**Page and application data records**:

- - -

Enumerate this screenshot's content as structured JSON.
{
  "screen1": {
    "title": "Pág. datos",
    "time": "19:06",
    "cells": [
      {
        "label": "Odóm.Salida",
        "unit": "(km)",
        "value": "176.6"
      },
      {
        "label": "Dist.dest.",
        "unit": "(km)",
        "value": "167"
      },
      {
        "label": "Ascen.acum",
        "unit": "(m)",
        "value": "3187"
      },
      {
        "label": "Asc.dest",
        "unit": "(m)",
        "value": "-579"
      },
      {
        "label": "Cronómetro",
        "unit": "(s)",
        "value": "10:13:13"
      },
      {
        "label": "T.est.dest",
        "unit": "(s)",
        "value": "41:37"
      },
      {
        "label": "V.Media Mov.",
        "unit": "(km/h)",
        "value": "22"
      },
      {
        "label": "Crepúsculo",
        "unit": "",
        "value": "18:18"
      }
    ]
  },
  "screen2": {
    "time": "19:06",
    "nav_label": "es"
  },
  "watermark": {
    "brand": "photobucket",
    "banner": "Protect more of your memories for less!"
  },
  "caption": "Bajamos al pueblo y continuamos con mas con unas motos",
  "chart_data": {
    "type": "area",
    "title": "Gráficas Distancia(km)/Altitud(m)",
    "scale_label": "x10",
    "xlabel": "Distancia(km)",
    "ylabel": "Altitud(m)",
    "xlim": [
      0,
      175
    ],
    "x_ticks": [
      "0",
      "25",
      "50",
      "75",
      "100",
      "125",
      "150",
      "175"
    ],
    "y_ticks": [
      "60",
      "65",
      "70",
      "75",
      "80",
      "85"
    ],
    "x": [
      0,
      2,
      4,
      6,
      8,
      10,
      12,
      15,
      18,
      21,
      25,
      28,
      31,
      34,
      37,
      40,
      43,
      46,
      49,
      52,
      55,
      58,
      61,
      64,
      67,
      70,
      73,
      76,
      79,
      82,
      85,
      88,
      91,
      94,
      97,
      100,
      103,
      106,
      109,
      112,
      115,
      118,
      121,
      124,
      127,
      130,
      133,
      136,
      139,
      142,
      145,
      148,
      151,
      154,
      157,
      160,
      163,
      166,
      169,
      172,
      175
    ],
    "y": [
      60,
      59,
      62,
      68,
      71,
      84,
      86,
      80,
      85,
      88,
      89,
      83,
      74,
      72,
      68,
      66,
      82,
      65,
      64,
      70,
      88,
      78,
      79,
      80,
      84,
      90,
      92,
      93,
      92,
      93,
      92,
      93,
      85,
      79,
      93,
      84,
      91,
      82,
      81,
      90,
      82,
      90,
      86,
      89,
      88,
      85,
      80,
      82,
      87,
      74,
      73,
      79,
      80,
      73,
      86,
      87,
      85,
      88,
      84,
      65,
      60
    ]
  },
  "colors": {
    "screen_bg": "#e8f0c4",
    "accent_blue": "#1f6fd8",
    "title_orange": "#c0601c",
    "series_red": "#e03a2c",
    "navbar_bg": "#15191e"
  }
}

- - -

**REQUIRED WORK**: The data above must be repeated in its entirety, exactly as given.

**ANSWER TO THIS PROBLEM**:
Enumerate this screenshot's content as structured JSON.
{
  "screen1": {
    "title": "Pág. datos",
    "time": "19:06",
    "cells": [
      {
        "label": "Odóm.Salida",
        "unit": "(km)",
        "value": "176.6"
      },
      {
        "label": "Dist.dest.",
        "unit": "(km)",
        "value": "167"
      },
      {
        "label": "Ascen.acum",
        "unit": "(m)",
        "value": "3187"
      },
      {
        "label": "Asc.dest",
        "unit": "(m)",
        "value": "-579"
      },
      {
        "label": "Cronómetro",
        "unit": "(s)",
        "value": "10:13:13"
      },
      {
        "label": "T.est.dest",
        "unit": "(s)",
        "value": "41:37"
      },
      {
        "label": "V.Media Mov.",
        "unit": "(km/h)",
        "value": "22"
      },
      {
        "label": "Crepúsculo",
        "unit": "",
        "value": "18:18"
      }
    ]
  },
  "screen2": {
    "time": "19:06",
    "nav_label": "es"
  },
  "watermark": {
    "brand": "photobucket",
    "banner": "Protect more of your memories for less!"
  },
  "caption": "Bajamos al pueblo y continuamos con mas con unas motos",
  "chart_data": {
    "type": "area",
    "title": "Gráficas Distancia(km)/Altitud(m)",
    "scale_label": "x10",
    "xlabel": "Distancia(km)",
    "ylabel": "Altitud(m)",
    "xlim": [
      0,
      175
    ],
    "x_ticks": [
      "0",
      "25",
      "50",
      "75",
      "100",
      "125",
      "150",
      "175"
    ],
    "y_ticks": [
      "60",
      "65",
      "70",
      "75",
      "80",
      "85"
    ],
    "x": [
      0,
      2,
      4,
      6,
      8,
      10,
      12,
      15,
      18,
      21,
      25,
      28,
      31,
      34,
      37,
      40,
      43,
      46,
      49,
      52,
      55,
      58,
      61,
      64,
      67,
      70,
      73,
      76,
      79,
      82,
      85,
      88,
      91,
      94,
      97,
      100,
      103,
      106,
      109,
      112,
      115,
      118,
      121,
      124,
      127,
      130,
      133,
      136,
      139,
      142,
      145,
      148,
      151,
      154,
      157,
      160,
      163,
      166,
      169,
      172,
      175
    ],
    "y": [
      60,
      59,
      62,
      68,
      71,
      84,
      86,
      80,
      85,
      88,
      89,
      83,
      74,
      72,
      68,
      66,
      82,
      65,
      64,
      70,
      88,
      78,
      79,
      80,
      84,
      90,
      92,
      93,
      92,
      93,
      92,
      93,
      85,
      79,
      93,
      84,
      91,
      82,
      81,
      90,
      82,
      90,
      86,
      89,
      88,
      85,
      80,
      82,
      87,
      74,
      73,
      79,
      80,
      73,
      86,
      87,
      85,
      88,
      84,
      65,
      60
    ]
  },
  "colors": {
    "screen_bg": "#e8f0c4",
    "accent_blue": "#1f6fd8",
    "title_orange": "#c0601c",
    "series_red": "#e03a2c",
    "navbar_bg": "#15191e"
  }
}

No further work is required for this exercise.